Many believe no matter how rough things are, there can always be redemption in life. Through the novel A Tale Of Two Cities, most escaped the grasp of their own mental destruction even when death was at hand.
Charles Dickens describes two characters known as Dr. Manette, a man who used to be a prisoner of the Bastille, and Sydney Carton, an alcoholic with potential who chooses to waste his life away. Dickens uses these traits to give the characters a goal towards achieving redemption.
Dr. Manette, a man who lost all sanity through years of imprisonment, worked towards redemption with help from others. Through the years spent within the Bastille, Dr. Manette looked older than his age, believed he was a shoemaker, and forgot his name. Mr.
Lorry, a businessman, and Lucie, Dr. Manette’s daughter, were set with the emotional task of restoring Dr. Manette back to “life, love duty, rest, and comfort” (22) state of being. Redemption attained by Dr. Manette resulted in trauma for years to come; whenever reminded of his imprisonment, the Doctor would go back to his deranged state of mind. Lucie, his daughter, recalls the doctor back to life giving him a shot at redemption. Working towards doing what was deemed best, Dr.
Manette followed through on his promise to Lucie when she saved him. Once saving Charles, Dr. Manette thought, “He had accomplished the task he had set himself, his promise was redeemed, he had saved Charles” (293). Saving Charles Darnay from prison as Lucie had saved Dr. Manette all those years ago, Dr.
Manette believed he had been redeemed and was finally clear of debt with his daughter. Saving Charles as a recompense, Dr. Manette redeemed himself in the process.
Through other characters, Dr. Manette was redeemed; resulting in a weight to be lifted from his shoulder. One character mentioned Dr. Manette was “aged and bent, but otherwise restored” (381) once saving Charles Darnay. Furthermore, Sydney Carton traded places with Charles Darnay allowing a burden to be lifted off of Dr.
Manette’s shoulders. Feeling an inner peace knowing Charles Darnay was alive, Dr. Manette was able to be “restored” and redeemed. Dr. Manette made amends knowing someone other than Charles gave up his life; being the doctor would have been the reason of Charles death.
Dr. Manette shows the reader human spirit is strong and it is always possible to get a second chance at life. Another character in need of redemption, Sydney Carton, is known to be a man who receives the short end of the stick. Carton lost the outlook on life for the ability to improve upon his ways;leading to not minding if Lucie loved him back, and the fact Sydney received no credit while working with Stryver. Throughout the novel, Sydney is portrayed as a man of no hope who suffered from the loss of his childhood family. Carton’s hope disappeared as early as when “He had followed his father to the grave. His mother dying years before” (318). Leading Carton to be ready for death at any point, Sydney turned towards alcohol as a result of his life’s tragedy.
One positive light in his life, was the character Lucie.

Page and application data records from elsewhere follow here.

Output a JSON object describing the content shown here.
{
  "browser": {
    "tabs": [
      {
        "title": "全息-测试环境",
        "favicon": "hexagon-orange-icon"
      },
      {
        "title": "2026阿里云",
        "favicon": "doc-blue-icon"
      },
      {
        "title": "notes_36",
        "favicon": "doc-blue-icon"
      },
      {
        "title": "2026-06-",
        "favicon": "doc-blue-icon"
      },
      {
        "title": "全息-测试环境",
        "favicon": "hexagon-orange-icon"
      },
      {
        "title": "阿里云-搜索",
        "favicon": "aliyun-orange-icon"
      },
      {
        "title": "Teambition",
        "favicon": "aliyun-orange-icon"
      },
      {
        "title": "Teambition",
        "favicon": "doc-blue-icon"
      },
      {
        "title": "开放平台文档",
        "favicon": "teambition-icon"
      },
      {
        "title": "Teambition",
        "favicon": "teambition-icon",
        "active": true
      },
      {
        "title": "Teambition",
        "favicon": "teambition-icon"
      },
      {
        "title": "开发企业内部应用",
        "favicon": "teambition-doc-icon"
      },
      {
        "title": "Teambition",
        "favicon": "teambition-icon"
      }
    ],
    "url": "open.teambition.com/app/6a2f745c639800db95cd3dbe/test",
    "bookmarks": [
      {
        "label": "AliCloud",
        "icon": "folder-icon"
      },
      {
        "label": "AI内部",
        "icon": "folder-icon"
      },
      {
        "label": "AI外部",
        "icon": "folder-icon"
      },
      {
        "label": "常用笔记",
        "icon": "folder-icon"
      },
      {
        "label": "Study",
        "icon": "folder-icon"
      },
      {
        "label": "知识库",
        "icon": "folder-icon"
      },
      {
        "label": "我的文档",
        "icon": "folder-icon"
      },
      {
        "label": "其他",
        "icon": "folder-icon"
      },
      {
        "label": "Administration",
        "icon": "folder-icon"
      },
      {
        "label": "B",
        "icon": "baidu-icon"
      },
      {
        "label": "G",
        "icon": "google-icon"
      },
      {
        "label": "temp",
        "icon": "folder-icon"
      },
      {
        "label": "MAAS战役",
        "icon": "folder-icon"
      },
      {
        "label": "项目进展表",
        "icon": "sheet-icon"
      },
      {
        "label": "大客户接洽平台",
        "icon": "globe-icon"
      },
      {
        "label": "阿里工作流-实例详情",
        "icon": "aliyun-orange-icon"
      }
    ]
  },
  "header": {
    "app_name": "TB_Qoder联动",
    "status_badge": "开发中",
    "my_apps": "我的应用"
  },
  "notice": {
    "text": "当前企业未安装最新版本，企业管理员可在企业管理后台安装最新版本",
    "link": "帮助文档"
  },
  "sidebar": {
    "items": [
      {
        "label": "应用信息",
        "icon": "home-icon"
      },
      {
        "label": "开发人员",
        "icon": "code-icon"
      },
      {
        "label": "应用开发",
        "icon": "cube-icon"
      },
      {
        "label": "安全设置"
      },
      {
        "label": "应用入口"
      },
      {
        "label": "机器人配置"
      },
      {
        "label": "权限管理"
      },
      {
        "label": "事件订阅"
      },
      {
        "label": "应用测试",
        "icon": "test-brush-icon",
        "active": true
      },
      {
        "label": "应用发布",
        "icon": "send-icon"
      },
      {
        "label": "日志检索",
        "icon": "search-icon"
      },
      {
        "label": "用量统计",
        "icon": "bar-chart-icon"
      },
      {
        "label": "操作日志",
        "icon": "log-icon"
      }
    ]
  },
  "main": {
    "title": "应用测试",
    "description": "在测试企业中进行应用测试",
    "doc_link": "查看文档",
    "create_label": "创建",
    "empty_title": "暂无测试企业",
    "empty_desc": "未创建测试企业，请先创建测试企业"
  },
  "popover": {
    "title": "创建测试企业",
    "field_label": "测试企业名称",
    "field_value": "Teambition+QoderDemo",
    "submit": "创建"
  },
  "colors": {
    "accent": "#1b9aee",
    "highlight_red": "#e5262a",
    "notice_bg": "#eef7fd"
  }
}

Blinded by his admiration for Lucie, Sydney saved a man in the trial at the beginning of the book. Adding a sense of humanity and selflessness, the trait demonstrated when Sydney truly started being redeemed. Looking alike, Carton saved Charles Darnay at his trial for treason, as a result of his “strong resemblance he undoubtedly bore to the prisoner” (77). The result of Sydney putting in enough effort to point out the fact he and the prisoner looked alike added to the fact Carton had been working towards redemption. By focusing on someone other than himself, Carton’s attempt to be humanized supports his goal of becoming a better person.
At the end of the novel putting the prisoner and Lucie’s happiness before his own, Sydney followed through on his promise of giving his life for someone Lucie loved. The insight was given; as a result of Carton dying, showing what Carton had done was admirable. Once Carton had passed, he thought, “It was a far, far better thing that I do, than I have ever done; it is a far, far better rest that I go than I have ever known” (382). As Carton was redeemed by his death, a irony is portrayed. Sydney redeemed his sinful life in this final sacrifice making him a parallel to Jesus Christ, resulting in an alcohol-filled life worthwhile.
Putting others before himself and saving another in place of his life, Sydney Carton developed as a noble and courageous character. Sydney’s one complete act of humanity allowed himself to get steps closer towards being redeemed. The character’s transition from a good for nothing person to a hero supports Dickens’ theme showing anyone is worthy of redemption. Through Dr. Manette and Sydney Carton, the author’s theme of redemption is demonstrated. Although suffering their own mental destruction, there is hope and potential bestowed upon Dr. Manette and Sydney Carton; giving the characters a shot at redemption.
By Dickens’ characters in the book, it is shown no matter how bleak a person’s life might seem, redemption is possible for every man.